Game: Silven Trumpeter 04
Publisher: Silven Crossroads
Review Dated: 12th, November 2003
Reviewer’s Rating: 8/10 [ Really good ]
Total Score: 8
Average Score: 8.00
Bare with me while I try and work out how much value for money this issue of the Silven Trumpeter is. On one hand we’ve a professional looking ezine that’s packed with news, reviews and interviews but on the other hand it is terribly expensive.
Wait a minute.
It’s not expensive at all. The Silven Trumpeter is entirely free. It costs ziltch. Nadda. Dingo. Zip. Nothing. Now that’s value for money!
The Silven Crossroads is the latest success in the RPG fan cottage industry. The site, much like their ezine, is full of news, reviews and forums. If you’ll allow me a moment of hubris, I think I know something about running a fan site of news, reviews and general RPG weirdness. Silven Crossroads are going well and this ezine is proof of that.
Let’s take a peak at what the ezine offers us (although, really, since it’s free you have to wonder why you’re still reading this and not downloading the thing and checking it out for yourself).

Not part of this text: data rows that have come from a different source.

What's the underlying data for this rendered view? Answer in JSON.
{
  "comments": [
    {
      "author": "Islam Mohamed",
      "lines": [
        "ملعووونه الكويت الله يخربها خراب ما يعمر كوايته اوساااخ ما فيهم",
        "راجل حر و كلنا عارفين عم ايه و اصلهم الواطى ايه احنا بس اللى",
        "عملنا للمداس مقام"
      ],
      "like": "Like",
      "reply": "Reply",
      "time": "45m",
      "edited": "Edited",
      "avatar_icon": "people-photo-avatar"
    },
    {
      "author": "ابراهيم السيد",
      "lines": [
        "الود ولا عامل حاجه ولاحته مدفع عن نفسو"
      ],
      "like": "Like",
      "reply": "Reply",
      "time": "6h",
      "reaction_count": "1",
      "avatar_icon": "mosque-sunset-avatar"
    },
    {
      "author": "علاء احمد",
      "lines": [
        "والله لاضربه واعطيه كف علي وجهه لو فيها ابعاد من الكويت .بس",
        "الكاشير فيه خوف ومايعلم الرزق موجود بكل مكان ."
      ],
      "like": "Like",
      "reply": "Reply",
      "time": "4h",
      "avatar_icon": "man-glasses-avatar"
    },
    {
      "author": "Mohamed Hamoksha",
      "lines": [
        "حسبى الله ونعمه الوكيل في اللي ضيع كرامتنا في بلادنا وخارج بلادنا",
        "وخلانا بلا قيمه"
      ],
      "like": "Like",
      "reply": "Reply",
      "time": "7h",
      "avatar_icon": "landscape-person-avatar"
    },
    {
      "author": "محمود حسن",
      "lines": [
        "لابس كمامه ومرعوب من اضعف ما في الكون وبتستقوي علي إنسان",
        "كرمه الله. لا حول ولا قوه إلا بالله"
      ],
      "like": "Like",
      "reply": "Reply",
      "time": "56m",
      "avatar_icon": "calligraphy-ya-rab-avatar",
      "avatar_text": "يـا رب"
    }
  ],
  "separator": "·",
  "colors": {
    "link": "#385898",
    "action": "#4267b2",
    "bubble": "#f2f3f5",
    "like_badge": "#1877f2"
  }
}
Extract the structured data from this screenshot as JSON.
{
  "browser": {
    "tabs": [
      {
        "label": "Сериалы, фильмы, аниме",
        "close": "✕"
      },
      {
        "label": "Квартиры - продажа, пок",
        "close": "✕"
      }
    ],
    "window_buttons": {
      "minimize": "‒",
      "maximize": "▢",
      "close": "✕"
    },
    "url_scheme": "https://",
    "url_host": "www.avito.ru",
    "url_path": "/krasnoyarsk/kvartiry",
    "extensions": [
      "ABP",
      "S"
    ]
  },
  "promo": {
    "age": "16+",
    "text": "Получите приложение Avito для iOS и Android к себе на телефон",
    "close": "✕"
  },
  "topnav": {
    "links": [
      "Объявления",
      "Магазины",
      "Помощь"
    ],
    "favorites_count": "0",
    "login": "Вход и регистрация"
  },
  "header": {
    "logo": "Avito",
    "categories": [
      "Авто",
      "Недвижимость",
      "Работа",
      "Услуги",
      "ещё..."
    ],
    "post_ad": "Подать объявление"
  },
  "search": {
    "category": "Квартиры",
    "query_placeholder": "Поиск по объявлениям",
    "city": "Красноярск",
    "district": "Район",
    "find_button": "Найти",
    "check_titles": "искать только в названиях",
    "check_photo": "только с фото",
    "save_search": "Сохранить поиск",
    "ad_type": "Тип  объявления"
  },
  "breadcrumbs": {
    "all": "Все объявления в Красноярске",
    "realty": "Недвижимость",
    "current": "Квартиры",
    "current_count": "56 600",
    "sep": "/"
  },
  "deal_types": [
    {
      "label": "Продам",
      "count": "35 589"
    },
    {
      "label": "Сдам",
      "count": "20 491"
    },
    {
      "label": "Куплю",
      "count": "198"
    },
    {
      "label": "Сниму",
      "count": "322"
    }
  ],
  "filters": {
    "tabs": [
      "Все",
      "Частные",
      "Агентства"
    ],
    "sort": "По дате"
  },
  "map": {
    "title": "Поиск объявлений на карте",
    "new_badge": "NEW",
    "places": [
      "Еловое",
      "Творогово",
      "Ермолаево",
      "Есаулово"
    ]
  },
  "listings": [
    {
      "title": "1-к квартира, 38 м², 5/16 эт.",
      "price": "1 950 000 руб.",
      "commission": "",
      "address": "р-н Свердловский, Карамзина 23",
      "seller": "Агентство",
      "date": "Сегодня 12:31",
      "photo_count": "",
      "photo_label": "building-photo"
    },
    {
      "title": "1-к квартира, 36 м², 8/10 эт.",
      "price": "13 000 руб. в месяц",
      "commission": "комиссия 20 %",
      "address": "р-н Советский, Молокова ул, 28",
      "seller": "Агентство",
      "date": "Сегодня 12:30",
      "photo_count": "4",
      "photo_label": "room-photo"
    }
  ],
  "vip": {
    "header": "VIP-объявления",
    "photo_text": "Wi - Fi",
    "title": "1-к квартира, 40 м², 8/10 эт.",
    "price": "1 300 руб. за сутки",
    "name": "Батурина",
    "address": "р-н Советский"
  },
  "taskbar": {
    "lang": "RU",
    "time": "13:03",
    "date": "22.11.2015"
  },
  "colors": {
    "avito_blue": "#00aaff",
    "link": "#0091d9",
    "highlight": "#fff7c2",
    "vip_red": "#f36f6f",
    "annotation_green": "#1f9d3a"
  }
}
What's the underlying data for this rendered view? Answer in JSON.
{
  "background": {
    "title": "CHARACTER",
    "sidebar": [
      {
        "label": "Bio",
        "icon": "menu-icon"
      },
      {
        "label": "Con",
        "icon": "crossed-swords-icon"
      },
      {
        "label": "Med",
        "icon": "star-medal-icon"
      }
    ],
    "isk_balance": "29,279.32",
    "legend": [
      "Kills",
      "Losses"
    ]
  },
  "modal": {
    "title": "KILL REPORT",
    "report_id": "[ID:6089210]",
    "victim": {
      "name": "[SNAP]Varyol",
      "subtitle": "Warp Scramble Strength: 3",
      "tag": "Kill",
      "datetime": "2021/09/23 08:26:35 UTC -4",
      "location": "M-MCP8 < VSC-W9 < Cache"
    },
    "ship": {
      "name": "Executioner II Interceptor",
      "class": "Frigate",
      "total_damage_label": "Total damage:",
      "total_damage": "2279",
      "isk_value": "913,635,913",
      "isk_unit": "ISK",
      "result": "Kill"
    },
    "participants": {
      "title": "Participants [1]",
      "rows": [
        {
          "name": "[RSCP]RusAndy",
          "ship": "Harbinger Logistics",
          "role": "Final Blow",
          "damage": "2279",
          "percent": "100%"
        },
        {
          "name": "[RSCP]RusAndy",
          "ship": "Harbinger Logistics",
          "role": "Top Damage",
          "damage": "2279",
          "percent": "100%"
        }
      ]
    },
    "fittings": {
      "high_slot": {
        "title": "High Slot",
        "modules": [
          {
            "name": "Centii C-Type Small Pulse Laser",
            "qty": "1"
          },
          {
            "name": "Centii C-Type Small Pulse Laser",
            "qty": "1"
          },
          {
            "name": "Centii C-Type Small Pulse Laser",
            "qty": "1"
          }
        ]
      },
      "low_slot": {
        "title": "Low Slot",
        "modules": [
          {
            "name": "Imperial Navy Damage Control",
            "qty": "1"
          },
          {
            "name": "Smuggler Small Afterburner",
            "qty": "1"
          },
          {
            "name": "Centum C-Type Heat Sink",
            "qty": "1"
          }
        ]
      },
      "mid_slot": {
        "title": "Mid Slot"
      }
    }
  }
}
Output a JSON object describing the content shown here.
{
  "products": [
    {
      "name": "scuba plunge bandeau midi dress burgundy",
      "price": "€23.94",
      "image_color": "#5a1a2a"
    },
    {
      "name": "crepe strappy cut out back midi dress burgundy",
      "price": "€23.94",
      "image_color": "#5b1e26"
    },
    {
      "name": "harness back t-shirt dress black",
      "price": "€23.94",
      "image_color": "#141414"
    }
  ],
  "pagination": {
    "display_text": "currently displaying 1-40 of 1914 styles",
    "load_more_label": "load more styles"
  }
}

We’ve 49 pages of colour. This is a pain if you want to print the whole thing off but it’s not deadly. Not unless your blue ink cartridge explodes. We don’t have any bookmarks in the PDF document or internal hyperlinks – I’d expect that from a professional paid-for PDF but it’s hard to whine too much for a freebie. We do have external, easy to spot, hyperlinks that tempt you with websites from across the RPG spectrum.
Interestingly enough the lead interview for the ezine is one with the famous illustrator Todd Lockwood. That’s an interview worth trumpeting, that’s a big name celebrity and a good interview. It’s interesting because elsewhere in the Trumpeter you’ll find another interview for this chap called Gygax or something. Who the hell is Gary Gygax you ask? I don’t know either but perhaps Silven Crossroads will introduce him to Dungeons & Dragons and get him to tell them what they think of the game.
There’s a flare of history in the Trumpeter. Shane Cubis presents a thorough but precise account of Ned Kelly, the outback outlaw, and tosses in some RPG suggestions into the mix. Sean Holland (of AEG fame) contributes a broader article on the use and inspiration of history and myths for RPGs.
If all this history was beginning to suggest to you that the Silven Trumpeter has something of an academic flavour to it then you may not be surprised to find articles like “Polyglot” or PC (Player Characterization) : The Organic Method. Polyglot is all about the art of gathering information. It’s about in game carousing. Our Organic Method to Player Characterization is all about roleplaying. You know, roleplaying with the LE and not LL.
If you, you at the back, just automatically translated “LE” into Lawful Evil then you’ll be pleased to find that the ezine has d20 stats for a Bridge Wight undead.
The Silven Trumpeter isn’t exclusively d20 though. I think. The regular look at Computer Roleplaying Games (CRPGS) just happens to dwell on the Temple of Elemental Evil and that just happens to be d20. Electronic, intangible and seeded by the microtime on your computer d20s but d20 rolls nonetheless. What’s certain is that the article by Eytan Bernstein as a Gamer’s Guide to Religion could certainly be applied to any RPG and it’s well worth the read.
Oh. Okay. Maybe the Trumpeter struggles as much as the rest of the industry to shake off the d20 dominance – the review section rather cutely uses the d20 ability stats to grade products. They give the 3.5 edition of Dungeons and Dragons a CHA (Look & Feel) of 17, the Campaign Planner a DEX (Organisation) of 12, and the Arcana Unearthed a STR (Physical) of 10 because its made of thick but flimsy stock. Not thick enough, it seems.
In amongst all this it’s easy to miss the quality layout and the excellent artwork. The Silven Trumpeter is a good example why companies will struggle to earn any money on “Please Pay Us” ezines.
It’s not even finished yet. There’s more than art dotted around the ezine – there are sections of top quality fiction. This isn’t fiction filler (although I skipped it and came back to read it later) as the whole ezine manages to have this enthusiastic, fan driven, glow.
A lot of credit must go to the editor Dana Driscoll. A quick Google search turns up a slew of writing credits and beckoning PhDs. Dana chips in throughout the ezine and more than a few articles, the Cartography Corner for example, benefit from her touch.
The Silven Trumpeter really is more than you have any right to expect a free fan supplement to be. In some respects the ezine is simply going through the usual motions and walking well trodden paths – but forget that, concentrate instead on the wash of quality, professional shine and the big zero price tag.